It was indeed gamier than an equivalently cheap bottle of unnatural wine would have been, or at least I imagined it was. It was appealingly spicy, with an almost velveteen texture — it coated my mouth in a way that one of its sulfite-laden cousins never had. Some people swear that natural wine doesn’t cause hangovers, which I always believed, and still believe, is bullshit. Bull’s explainer is agnostic about this — it seems that some wine experts believe the added sulfites contribute to hangovers, while others point out that even natural wines contain some sulfites, so they’re probably not the culprit. In any event, I know that we’re all looking for ways to pin every possible evil on pesticides and food processing, but you will absolutely get a hangover if you drink too much and hydrate too little, and you can’t blame Big Wine for it. Still, “The Curator” tasted pretty good, the way I think most wines taste pretty good.
Like I said, we Americans are just beginning to wake up to what we’ve been missing during these recent years of eating food that is both “safe” and processed to high hell. Every discovery of a new way to strip a previously processed food closer to its natural state is followed by a period of mania for it. I remember a recent period when sandwich shops and diners of a certain pretension all boasted that their sodas were made with “pure cane sugar” rather than the corn syrup we’re most familiar with. Subsequent manias have also included antibiotic-free livestock, free-range chicken and grass-fed beef. We know just enough about how our ancestors grew food to yearn for it, without ever interrogating that yearning or what obstacles truly lie in the way of resolving it.
In the case of natural wine, it’s possible to grow grapes without pesticides and to ferment them only with the yeast that’s already in the air. The resulting product may taste better in a way that we associate with greater freshness (without added sulfites, natural wine has a short shelf life and must necessarily be consumed fresh). The production process may indeed be a relief on the earth, particularly in France, where Bull notes that wineries are a massive polluter. And we consumers may then flock to the stuff in droves, certain that by partaking of its characteristic gaminess we will also be able to access what we see as the hardscrabble wisdom of our ancestors, who probably would have given anything for the convenience of the preservatives we have now. As the problems plaguing the world change, so does the way it prepares its food.

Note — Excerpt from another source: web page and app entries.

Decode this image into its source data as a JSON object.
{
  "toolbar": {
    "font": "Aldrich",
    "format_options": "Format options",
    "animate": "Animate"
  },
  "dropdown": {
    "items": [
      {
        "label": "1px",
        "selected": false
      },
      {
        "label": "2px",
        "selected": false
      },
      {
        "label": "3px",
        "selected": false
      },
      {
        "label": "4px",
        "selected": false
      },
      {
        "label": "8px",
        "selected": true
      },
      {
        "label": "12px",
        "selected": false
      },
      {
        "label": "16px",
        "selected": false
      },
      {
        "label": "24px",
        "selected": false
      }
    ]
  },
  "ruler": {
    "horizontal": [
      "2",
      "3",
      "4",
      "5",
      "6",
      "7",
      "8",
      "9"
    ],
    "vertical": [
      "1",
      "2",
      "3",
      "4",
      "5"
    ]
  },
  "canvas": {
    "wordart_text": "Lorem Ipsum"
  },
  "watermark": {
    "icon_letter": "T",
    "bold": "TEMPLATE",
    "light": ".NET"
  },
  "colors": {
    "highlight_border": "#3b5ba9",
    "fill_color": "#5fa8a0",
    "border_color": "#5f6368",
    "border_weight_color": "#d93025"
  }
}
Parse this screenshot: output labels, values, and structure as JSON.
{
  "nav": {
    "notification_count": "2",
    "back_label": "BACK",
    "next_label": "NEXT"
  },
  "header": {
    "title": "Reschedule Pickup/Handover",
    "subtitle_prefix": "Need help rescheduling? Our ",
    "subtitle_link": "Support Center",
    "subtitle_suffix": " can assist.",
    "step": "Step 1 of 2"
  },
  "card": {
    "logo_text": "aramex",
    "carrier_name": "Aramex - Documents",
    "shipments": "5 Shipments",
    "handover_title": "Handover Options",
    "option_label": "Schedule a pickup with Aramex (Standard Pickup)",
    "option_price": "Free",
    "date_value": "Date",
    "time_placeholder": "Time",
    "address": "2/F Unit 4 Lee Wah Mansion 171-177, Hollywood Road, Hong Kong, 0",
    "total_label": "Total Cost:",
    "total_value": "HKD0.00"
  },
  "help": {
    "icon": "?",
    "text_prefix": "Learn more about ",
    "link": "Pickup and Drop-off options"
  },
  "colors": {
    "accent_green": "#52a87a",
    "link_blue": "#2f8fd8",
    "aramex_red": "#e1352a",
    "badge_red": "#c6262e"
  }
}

Buying a bottle of natural wine, or eating a piece of raw milk cheese, isn’t a solution to the traumas caused by mass factory farming. We know those traumas are massive, and we turn to these individual “solutions” with that classic American optimism that we can buy our way to a better world. This isn’t to retread that tired old bromide that there is no ethical consumption under capitalism — if you feel better as a result of consuming a slightly less destructive version of a destructive thing, then by all means do so. It’s certainly not a bad thing to weigh one’s options and make the least destructive choice available. But the only problem we can satisfactorily address by choosing natural wine instead of conventional wine is that of taste.
To me, natural wine tastes pretty good, and I’ll probably drink it again. I’ll just banish those impossible questions of purity and how I can personally fix the problems of the world from my mind while doing so.